One major, unavoidable question when doing a critical reading of this book is, who is the intended audience? Walker is highly critical of mental health professionals, but this book does not provide a significant guide to mental health professionals on how to best work with this population. Granted, there are some recommendations for treatment providers as noted above; however, this is far from a comprehensive compilation of treatment strategies. For those healthcare professionals who are already familiar with the topics discussed in the book, little is likely added to their knowledge about this topic beyond more detailed first-person stories. For those professionals who are either not familiar or not comfortable with this topic, it is hard to predict how much this will inspire a change in attitudes towards the minor-attracted community. At best, this might be a primer for the uninitiated: for students learning about working with a community treatment population or special needs clinic; for invested community parties without a strong understanding of pedophilic disorder outside of the stereotypic discourse; for family members learning to cope with someone’s personal disclosure; or for a minor-attracted person him-or-herself who is looking to better understand and cope with his or her building realization that he or she is not like “everyone else.”

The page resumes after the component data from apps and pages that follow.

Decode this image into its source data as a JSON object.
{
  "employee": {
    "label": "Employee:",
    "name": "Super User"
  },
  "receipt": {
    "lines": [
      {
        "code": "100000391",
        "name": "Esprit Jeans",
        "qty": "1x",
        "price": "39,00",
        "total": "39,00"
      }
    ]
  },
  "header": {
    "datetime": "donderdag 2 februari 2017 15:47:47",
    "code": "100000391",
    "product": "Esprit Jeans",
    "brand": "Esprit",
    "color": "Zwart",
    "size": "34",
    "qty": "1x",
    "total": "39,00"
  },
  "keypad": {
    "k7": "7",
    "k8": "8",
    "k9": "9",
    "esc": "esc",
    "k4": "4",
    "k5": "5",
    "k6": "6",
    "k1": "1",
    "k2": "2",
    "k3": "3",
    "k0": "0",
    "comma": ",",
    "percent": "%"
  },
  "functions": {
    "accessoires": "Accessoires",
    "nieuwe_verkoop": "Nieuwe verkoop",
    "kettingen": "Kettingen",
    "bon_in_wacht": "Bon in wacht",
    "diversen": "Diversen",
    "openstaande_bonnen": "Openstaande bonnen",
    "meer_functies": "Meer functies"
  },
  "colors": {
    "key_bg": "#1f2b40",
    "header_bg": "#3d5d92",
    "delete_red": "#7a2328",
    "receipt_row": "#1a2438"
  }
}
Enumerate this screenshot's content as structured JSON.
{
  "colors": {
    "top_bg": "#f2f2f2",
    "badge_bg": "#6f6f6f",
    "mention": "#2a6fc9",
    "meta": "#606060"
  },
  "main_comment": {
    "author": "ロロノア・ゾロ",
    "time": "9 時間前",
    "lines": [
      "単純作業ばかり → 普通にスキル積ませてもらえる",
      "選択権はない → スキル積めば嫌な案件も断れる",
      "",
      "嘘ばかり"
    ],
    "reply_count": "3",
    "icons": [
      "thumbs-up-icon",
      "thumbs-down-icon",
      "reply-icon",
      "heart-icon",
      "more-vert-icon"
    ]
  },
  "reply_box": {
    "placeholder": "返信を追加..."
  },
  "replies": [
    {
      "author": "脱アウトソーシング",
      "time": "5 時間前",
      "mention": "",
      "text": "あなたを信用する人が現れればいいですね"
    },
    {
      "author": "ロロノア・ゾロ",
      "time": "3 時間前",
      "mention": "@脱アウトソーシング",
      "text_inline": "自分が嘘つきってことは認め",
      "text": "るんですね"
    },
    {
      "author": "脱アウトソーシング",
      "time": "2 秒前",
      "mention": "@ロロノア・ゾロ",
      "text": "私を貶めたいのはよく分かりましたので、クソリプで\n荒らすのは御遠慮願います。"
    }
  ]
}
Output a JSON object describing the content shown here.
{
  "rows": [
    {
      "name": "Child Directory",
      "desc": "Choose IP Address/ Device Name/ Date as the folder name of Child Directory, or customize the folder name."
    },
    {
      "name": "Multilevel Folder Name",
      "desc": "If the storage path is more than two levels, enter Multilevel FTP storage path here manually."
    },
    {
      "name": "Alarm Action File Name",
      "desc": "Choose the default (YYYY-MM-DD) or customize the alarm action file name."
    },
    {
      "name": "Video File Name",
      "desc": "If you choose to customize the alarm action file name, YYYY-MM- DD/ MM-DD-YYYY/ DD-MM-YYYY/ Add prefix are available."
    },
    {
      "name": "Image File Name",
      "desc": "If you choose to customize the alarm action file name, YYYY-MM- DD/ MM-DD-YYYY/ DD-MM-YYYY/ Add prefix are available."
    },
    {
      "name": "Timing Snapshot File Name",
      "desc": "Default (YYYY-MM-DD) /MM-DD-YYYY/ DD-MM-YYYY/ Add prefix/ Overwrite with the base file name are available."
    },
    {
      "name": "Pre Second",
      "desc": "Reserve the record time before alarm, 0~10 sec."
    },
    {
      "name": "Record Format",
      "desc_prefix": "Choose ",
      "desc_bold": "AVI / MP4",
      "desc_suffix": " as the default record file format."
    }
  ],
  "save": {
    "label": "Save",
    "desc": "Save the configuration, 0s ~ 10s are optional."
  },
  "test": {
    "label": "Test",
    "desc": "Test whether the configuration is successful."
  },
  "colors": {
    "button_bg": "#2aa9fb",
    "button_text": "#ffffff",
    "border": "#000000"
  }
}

While A Long Dark Shadow has its limitations, it is nonetheless a worthwhile addition to the growing literature on individuals who are sexually attracted to minors, but who abstain from sexually abusive behavior. Walker is arguably correct that supporting individuals who are motivated to not engage in abusive behavior may do more to prevent child sexual abuse than driving these people into hiding; how this societal paradigm shift is to be achieved is not easily answered though. Until the public at large is willing to have a more objective discussion of this issue, it will take efforts such as what Walker has presented to attempt to educate interested parties that supporting, not shunning, these people is still an option.
Michael P. Lasher, PhD is a Licensed Clinical Psychologist and Certified Sex Offender Treatment Provider at the Virginia Department of Corrections